Material provided.
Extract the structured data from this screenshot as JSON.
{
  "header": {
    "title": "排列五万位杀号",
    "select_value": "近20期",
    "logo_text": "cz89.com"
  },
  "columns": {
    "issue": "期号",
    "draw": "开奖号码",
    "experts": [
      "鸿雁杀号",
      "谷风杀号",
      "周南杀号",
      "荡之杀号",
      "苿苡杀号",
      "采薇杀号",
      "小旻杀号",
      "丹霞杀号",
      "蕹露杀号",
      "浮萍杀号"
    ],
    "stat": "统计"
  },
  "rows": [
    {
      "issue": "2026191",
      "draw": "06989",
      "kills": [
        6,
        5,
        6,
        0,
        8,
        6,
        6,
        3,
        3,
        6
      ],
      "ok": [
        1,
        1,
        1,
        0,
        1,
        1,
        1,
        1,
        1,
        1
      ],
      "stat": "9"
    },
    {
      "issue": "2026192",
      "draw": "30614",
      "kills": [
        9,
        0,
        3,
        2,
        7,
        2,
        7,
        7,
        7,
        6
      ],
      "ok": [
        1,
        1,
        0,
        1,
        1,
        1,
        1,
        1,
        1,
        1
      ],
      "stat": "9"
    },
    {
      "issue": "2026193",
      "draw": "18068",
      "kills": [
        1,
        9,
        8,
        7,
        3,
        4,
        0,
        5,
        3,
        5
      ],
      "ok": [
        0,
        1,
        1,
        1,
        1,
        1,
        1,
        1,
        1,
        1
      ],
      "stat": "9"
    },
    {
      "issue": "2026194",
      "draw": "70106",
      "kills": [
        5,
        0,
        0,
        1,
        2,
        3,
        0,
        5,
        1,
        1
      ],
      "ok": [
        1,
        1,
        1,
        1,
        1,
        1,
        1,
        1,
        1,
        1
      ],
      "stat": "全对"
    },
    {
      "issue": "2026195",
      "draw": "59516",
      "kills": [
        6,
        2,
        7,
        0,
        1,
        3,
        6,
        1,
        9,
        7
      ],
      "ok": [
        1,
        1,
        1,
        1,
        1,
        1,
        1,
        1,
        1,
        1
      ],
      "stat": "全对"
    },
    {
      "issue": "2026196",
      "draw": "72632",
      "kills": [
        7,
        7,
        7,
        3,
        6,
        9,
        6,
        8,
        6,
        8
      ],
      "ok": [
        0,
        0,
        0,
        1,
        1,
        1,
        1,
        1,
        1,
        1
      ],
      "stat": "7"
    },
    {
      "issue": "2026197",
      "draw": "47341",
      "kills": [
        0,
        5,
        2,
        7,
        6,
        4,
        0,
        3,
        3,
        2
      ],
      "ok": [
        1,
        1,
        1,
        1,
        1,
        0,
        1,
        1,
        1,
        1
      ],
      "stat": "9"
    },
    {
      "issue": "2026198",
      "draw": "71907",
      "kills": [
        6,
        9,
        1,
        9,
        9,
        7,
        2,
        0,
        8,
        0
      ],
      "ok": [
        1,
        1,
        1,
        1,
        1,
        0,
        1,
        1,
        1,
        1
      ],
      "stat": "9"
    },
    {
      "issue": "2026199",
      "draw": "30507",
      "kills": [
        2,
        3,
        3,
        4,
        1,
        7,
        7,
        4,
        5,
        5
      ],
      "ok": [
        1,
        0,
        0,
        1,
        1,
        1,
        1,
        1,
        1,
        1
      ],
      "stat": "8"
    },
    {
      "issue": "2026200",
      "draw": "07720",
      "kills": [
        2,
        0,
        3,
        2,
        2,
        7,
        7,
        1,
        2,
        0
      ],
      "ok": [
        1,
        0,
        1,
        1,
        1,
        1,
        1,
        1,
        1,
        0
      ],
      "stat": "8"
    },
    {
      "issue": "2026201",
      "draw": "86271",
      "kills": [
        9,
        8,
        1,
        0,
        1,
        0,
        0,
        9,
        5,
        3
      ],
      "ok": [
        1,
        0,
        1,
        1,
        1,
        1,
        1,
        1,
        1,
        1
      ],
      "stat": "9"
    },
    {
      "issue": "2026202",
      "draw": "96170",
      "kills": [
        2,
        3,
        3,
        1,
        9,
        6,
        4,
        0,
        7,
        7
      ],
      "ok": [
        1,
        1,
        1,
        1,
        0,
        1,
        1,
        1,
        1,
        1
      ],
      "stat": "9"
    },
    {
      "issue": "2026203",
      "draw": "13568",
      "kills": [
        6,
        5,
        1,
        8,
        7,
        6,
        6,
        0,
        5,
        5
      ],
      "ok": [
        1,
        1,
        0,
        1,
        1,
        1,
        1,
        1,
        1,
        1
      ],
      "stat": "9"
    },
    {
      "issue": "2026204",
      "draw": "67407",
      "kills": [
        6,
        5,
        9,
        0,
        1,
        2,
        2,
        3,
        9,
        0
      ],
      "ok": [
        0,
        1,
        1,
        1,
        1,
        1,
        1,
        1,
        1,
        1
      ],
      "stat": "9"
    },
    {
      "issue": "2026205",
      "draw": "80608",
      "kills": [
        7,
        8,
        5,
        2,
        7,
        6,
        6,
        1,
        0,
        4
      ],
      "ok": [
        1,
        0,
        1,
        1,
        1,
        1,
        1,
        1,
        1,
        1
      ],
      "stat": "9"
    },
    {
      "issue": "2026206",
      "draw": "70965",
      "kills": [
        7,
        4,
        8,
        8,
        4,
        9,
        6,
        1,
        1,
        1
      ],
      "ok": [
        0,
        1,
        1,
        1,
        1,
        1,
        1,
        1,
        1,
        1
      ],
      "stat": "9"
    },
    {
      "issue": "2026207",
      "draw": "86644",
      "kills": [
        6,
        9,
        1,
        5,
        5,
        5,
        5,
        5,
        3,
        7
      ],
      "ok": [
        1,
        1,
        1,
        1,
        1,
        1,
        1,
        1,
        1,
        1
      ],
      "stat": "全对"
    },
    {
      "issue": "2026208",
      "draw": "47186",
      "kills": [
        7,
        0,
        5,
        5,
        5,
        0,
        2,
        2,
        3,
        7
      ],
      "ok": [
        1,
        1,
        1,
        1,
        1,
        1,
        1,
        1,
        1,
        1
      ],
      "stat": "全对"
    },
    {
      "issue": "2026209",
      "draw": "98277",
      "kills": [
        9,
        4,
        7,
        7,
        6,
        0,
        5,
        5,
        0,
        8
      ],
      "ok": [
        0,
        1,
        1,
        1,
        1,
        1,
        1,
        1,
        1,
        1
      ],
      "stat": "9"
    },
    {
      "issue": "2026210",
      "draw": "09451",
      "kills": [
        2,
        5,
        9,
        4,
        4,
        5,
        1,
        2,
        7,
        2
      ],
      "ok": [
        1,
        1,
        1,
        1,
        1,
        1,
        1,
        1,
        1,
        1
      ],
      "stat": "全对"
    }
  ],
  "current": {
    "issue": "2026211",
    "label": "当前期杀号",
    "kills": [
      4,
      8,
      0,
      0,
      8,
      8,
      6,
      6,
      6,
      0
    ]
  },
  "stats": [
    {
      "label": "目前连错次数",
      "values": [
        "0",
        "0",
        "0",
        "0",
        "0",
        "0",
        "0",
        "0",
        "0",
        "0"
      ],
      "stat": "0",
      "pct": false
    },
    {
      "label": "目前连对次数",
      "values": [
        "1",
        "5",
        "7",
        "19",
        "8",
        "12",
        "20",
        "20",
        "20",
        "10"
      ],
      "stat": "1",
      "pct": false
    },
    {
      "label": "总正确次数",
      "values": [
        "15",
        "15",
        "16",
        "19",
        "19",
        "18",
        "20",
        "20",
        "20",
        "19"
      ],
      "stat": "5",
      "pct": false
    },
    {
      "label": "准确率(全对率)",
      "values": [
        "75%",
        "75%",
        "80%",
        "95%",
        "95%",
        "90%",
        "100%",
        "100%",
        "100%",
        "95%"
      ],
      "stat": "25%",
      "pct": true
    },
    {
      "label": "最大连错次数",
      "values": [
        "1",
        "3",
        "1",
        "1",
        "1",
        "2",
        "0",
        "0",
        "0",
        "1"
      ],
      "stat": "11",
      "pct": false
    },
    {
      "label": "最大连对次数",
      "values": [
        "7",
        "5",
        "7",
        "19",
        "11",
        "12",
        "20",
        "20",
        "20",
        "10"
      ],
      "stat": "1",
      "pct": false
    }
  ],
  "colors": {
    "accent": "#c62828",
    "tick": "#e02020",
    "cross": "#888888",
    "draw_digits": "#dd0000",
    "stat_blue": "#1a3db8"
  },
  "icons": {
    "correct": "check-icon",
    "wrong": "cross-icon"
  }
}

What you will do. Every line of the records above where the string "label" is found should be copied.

Exercise output.
    "label": "当前期杀号",
      "label": "目前连错次数",
      "label": "目前连对次数",
      "label": "总正确次数",
      "label": "准确率(全对率)",
      "label": "最大连错次数",
      "label": "最大连对次数",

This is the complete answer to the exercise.